> [REQUIREMENT] Give back all of the data exactly. Leave nothing out.

> [DATASET EXTRACT]
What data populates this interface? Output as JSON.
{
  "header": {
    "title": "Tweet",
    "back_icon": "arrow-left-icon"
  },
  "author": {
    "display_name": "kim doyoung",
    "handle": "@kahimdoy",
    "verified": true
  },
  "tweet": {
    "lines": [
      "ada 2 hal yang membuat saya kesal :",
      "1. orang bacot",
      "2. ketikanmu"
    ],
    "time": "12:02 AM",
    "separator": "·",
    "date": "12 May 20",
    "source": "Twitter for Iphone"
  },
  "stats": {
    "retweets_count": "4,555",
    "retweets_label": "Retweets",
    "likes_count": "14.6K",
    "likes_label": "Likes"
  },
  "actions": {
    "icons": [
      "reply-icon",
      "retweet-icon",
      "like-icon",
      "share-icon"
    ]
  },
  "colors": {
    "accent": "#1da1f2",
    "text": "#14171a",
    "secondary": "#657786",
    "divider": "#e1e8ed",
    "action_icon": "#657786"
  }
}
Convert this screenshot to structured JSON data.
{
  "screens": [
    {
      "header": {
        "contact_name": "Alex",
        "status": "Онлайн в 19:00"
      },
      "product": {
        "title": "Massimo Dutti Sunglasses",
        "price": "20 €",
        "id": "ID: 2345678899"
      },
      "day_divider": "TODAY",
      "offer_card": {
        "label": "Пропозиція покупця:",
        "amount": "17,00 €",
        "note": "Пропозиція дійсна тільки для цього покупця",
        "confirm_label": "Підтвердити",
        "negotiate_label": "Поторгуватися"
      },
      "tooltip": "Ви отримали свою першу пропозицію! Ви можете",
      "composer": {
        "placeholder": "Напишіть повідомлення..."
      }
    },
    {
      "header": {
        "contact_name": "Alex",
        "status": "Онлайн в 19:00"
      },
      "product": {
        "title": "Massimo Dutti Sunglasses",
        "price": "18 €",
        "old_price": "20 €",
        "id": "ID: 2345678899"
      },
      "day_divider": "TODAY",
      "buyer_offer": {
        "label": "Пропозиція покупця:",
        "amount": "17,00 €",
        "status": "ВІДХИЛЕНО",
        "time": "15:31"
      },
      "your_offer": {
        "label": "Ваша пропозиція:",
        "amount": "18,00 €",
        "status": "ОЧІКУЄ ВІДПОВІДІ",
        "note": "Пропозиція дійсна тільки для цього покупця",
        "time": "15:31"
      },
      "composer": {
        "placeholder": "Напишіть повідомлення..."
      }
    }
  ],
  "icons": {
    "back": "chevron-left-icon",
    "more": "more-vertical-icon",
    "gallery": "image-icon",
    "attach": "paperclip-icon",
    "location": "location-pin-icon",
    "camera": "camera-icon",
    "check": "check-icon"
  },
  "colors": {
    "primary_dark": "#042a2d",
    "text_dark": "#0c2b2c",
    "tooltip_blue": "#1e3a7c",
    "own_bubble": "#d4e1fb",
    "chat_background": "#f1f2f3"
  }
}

> [RESPONSE AREA]
What data populates this interface? Output as JSON.
{
  "header": {
    "title": "Tweet",
    "back_icon": "arrow-left-icon"
  },
  "author": {
    "display_name": "kim doyoung",
    "handle": "@kahimdoy",
    "verified": true
  },
  "tweet": {
    "lines": [
      "ada 2 hal yang membuat saya kesal :",
      "1. orang bacot",
      "2. ketikanmu"
    ],
    "time": "12:02 AM",
    "separator": "·",
    "date": "12 May 20",
    "source": "Twitter for Iphone"
  },
  "stats": {
    "retweets_count": "4,555",
    "retweets_label": "Retweets",
    "likes_count": "14.6K",
    "likes_label": "Likes"
  },
  "actions": {
    "icons": [
      "reply-icon",
      "retweet-icon",
      "like-icon",
      "share-icon"
    ]
  },
  "colors": {
    "accent": "#1da1f2",
    "text": "#14171a",
    "secondary": "#657786",
    "divider": "#e1e8ed",
    "action_icon": "#657786"
  }
}
Convert this screenshot to structured JSON data.
{
  "screens": [
    {
      "header": {
        "contact_name": "Alex",
        "status": "Онлайн в 19:00"
      },
      "product": {
        "title": "Massimo Dutti Sunglasses",
        "price": "20 €",
        "id": "ID: 2345678899"
      },
      "day_divider": "TODAY",
      "offer_card": {
        "label": "Пропозиція покупця:",
        "amount": "17,00 €",
        "note": "Пропозиція дійсна тільки для цього покупця",
        "confirm_label": "Підтвердити",
        "negotiate_label": "Поторгуватися"
      },
      "tooltip": "Ви отримали свою першу пропозицію! Ви можете",
      "composer": {
        "placeholder": "Напишіть повідомлення..."
      }
    },
    {
      "header": {
        "contact_name": "Alex",
        "status": "Онлайн в 19:00"
      },
      "product": {
        "title": "Massimo Dutti Sunglasses",
        "price": "18 €",
        "old_price": "20 €",
        "id": "ID: 2345678899"
      },
      "day_divider": "TODAY",
      "buyer_offer": {
        "label": "Пропозиція покупця:",
        "amount": "17,00 €",
        "status": "ВІДХИЛЕНО",
        "time": "15:31"
      },
      "your_offer": {
        "label": "Ваша пропозиція:",
        "amount": "18,00 €",
        "status": "ОЧІКУЄ ВІДПОВІДІ",
        "note": "Пропозиція дійсна тільки для цього покупця",
        "time": "15:31"
      },
      "composer": {
        "placeholder": "Напишіть повідомлення..."
      }
    }
  ],
  "icons": {
    "back": "chevron-left-icon",
    "more": "more-vertical-icon",
    "gallery": "image-icon",
    "attach": "paperclip-icon",
    "location": "location-pin-icon",
    "camera": "camera-icon",
    "check": "check-icon"
  },
  "colors": {
    "primary_dark": "#042a2d",
    "text_dark": "#0c2b2c",
    "tooltip_blue": "#1e3a7c",
    "own_bubble": "#d4e1fb",
    "chat_background": "#f1f2f3"
  }
}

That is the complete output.